It’s axiomatic that blood is a good thing, and that not having enough of it is a bad thing. This is true as far as it goes, but there’s mounting evidence that the picture is not that simple.
When patients who are critically ill are sent to intensive care units, their blood haemoglobin levels are routinely checked. If the levels drop too far below normal, blood transfusions are often given to bring levels up.

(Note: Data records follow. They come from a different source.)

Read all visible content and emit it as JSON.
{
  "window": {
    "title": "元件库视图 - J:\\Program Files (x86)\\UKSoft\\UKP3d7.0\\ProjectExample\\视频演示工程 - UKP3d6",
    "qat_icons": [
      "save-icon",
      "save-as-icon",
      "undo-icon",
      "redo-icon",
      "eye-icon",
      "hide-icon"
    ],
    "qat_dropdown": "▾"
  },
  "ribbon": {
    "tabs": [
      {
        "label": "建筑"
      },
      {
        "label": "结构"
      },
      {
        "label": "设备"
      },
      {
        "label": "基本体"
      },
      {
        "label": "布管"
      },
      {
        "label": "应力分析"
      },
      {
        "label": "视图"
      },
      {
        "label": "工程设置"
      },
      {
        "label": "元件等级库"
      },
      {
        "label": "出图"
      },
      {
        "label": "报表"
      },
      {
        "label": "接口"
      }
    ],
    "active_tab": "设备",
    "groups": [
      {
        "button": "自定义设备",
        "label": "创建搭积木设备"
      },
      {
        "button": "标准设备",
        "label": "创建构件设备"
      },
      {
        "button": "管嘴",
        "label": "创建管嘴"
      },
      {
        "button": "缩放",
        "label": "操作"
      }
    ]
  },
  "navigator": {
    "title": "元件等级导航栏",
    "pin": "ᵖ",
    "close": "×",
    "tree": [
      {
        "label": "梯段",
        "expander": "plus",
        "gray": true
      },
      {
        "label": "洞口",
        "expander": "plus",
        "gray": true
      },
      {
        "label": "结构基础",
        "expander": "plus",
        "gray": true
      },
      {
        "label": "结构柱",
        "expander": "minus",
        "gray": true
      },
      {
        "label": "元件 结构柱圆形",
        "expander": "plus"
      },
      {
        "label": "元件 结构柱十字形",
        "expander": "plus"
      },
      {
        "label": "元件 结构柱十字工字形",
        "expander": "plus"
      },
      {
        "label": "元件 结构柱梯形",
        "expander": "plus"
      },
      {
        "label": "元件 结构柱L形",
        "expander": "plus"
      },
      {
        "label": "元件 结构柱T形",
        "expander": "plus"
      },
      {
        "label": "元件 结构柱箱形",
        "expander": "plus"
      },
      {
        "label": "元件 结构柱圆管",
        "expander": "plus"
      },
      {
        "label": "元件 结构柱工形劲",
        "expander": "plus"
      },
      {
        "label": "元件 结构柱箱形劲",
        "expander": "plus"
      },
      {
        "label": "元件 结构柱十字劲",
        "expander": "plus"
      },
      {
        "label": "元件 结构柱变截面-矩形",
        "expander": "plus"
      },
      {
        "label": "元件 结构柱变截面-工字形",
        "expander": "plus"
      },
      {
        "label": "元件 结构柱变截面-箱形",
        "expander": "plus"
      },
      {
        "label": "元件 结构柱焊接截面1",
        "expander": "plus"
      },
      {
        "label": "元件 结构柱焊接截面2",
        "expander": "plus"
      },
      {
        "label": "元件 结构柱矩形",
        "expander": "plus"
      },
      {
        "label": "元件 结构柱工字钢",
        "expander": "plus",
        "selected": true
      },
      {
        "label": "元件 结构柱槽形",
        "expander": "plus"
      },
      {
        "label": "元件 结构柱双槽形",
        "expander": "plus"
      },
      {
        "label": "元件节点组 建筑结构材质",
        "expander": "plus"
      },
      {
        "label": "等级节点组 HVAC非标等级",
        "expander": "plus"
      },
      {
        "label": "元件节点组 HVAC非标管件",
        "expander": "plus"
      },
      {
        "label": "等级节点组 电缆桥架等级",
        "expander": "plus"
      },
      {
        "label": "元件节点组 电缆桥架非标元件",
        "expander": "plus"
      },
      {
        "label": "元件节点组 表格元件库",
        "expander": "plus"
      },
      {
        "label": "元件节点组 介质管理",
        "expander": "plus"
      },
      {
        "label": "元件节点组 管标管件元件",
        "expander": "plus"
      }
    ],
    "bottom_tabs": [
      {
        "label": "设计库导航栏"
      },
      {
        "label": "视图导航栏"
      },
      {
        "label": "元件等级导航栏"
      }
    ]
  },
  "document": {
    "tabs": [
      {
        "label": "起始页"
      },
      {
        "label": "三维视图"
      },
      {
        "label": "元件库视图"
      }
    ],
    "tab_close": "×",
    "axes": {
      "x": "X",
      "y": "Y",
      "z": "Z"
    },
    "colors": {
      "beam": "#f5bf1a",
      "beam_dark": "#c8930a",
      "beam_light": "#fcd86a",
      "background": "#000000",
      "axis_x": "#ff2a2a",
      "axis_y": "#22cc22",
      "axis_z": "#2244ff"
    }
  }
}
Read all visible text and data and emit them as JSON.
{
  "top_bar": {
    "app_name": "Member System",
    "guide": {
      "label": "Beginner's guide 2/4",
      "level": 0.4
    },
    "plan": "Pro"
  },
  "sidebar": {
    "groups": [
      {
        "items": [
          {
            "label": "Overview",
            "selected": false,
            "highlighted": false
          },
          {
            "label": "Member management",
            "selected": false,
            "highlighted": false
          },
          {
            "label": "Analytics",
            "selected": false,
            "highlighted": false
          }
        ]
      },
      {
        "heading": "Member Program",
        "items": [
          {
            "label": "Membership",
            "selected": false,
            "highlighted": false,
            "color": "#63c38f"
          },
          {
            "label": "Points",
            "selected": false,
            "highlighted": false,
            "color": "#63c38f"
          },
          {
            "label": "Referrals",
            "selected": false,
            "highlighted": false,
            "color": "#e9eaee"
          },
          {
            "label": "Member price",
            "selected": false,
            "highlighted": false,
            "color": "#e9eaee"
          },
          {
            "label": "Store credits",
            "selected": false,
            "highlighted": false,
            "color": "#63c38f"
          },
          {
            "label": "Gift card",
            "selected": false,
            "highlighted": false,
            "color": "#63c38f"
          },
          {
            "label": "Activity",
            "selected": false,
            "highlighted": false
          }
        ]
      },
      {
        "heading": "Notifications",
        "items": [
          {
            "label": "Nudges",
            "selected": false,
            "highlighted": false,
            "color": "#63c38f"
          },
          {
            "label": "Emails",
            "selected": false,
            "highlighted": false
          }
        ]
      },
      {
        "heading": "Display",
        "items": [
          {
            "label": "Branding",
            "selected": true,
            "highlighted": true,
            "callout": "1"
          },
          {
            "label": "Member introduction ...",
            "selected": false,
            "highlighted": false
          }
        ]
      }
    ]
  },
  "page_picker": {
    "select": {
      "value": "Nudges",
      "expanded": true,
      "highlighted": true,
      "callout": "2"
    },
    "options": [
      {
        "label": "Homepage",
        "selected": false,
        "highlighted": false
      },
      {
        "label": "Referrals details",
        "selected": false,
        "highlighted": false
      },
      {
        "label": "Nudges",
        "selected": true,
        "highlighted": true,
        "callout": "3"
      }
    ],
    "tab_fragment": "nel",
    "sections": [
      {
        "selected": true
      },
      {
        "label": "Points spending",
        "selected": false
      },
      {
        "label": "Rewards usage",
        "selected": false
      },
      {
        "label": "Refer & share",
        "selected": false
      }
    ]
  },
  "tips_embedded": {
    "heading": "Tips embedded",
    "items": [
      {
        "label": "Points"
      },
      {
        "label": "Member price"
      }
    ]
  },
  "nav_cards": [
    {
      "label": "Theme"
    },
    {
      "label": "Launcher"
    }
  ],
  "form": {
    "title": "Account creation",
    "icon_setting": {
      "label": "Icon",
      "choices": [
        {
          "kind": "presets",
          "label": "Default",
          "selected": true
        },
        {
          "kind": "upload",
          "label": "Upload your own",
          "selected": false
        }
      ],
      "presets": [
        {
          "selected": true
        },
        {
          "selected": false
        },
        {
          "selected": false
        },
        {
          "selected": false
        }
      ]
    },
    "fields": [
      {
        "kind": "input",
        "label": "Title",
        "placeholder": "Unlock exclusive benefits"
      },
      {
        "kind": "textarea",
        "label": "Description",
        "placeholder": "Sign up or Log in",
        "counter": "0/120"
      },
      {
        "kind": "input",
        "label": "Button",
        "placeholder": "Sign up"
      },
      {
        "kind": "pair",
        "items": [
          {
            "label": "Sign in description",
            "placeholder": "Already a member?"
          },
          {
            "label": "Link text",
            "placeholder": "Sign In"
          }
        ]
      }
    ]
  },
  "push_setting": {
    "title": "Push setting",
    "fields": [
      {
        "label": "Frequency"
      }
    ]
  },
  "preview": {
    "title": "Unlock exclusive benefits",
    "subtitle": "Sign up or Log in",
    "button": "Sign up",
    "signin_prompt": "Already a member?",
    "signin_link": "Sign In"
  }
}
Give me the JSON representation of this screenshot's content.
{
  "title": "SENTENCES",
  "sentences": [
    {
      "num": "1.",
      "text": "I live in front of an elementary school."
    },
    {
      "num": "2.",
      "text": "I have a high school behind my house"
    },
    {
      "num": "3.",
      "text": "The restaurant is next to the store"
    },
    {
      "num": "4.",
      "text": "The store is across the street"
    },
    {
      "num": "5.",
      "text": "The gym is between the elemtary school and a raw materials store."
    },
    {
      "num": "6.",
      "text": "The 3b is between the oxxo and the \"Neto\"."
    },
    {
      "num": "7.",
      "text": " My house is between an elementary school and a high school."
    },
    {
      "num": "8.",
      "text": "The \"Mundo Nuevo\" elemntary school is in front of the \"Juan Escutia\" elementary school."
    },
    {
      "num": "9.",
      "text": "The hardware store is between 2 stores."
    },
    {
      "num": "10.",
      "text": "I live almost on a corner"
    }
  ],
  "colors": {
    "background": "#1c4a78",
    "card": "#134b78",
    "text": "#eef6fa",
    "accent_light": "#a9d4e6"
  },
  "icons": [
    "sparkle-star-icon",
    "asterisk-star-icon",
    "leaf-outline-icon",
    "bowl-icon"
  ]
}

But this common-sense response may be counterproductive. It’s been found that patients given blood transfusions in ICUs are at greater risk of dying than equally ill people who don’t receive extra blood. Doctors speculate that it may be because having someone else’s blood in your veins puts stress on the immune system (JAMA, 2002; 288: 1499-507).